should note down interesting bits about their character such as, what do
they look like, how they combine various Descriptor and Action choices in
unique ways, and their personality and history.
Making Up The Bad Guys and Other Non-Player Characters:
Guys and Other NPCs use the same character sheets developed for the PCs.
Editor is responsible for assigning statistics to most characters, but it
is recommended that the playing group create the major nemeses.
playing group and Editor must agree whether the or not the PCs are
strictly the Best at what they do, or if they are one of the best. If they are strictly the best, nemesis
characters have two Descriptor and two Actions and one die fewer than the
PC maximum. If they are one of the
best, then nemesis characters are created as PCs, though they must
use the existing Descriptors and Actions.
Note that, either way, Nemesis characters can overlap with one
another in areas of expertise.
Adding (and Losing) Characters:
Levels of Play – City’s Finest, Nation’s Best, World’s
Greatest and Galactic Supreme:
Finest – 4 die pools, 6 players
Best – 5 die pools, 5 players
Greatest – 6 die pools, 4 players
Supreme – 8 die pools, 3 players
levels – Normal Heroes who have maximum die pool of three and appropriate
group size of 7-8 players. Normal
Folks who have maximum die pool of two and appropriate group size of 9-12
players. Wee Folk who have maximum
die pool of one and appropriate group size of 13-25 players. Two player gaming groups will have 12
die pools and one player gaming groups will have 25 die pools. Both of these are well suited to
extremely high-level play.
Character Improvement – Adding Actions or Descriptors:
Character Improvement – Improving Actions or Descriptors:
Radiation Accidents and Other Life Changing Events:

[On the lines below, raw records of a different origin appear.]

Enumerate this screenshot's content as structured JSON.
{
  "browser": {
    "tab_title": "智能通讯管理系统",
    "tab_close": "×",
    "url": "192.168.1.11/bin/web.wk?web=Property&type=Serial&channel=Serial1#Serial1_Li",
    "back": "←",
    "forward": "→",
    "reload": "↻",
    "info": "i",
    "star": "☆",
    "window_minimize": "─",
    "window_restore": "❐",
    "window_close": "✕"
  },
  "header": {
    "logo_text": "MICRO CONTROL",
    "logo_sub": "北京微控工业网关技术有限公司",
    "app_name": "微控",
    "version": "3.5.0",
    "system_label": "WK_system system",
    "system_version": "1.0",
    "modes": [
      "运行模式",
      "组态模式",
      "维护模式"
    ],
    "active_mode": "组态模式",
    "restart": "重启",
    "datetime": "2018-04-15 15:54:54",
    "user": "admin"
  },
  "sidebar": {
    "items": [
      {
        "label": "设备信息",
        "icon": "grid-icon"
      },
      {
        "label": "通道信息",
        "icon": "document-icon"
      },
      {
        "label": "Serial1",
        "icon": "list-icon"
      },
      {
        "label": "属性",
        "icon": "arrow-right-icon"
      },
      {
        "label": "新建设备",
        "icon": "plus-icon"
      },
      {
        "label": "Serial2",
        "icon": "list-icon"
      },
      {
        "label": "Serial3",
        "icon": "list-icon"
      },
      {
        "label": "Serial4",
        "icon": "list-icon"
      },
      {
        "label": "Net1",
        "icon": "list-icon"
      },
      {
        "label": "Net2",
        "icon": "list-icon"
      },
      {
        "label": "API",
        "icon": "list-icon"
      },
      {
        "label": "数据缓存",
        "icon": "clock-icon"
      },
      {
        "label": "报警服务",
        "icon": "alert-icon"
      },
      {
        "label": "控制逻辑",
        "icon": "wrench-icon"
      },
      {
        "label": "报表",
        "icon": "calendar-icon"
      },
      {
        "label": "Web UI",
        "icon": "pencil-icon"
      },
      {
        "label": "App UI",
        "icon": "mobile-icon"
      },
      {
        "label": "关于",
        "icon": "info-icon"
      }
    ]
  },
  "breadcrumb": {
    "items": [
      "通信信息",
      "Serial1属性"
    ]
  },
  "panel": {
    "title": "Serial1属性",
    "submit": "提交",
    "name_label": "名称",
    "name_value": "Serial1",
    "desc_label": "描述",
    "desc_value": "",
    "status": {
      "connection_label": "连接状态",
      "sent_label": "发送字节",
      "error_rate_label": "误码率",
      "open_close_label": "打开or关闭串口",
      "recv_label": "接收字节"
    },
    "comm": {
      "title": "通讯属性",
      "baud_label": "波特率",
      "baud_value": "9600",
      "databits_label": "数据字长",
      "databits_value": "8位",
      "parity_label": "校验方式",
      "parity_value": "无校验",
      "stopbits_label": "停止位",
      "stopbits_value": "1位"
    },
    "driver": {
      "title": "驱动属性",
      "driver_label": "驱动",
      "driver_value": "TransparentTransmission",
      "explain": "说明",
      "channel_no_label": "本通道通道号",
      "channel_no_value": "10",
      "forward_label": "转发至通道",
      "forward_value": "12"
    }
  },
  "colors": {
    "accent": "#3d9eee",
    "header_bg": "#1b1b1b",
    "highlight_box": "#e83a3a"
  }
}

The Card Option:
Other Game Variations – Go N-Team Go!
Other Game Variations – Four Colors/Shades of Grey
Other Game Variations – Spirit Hunters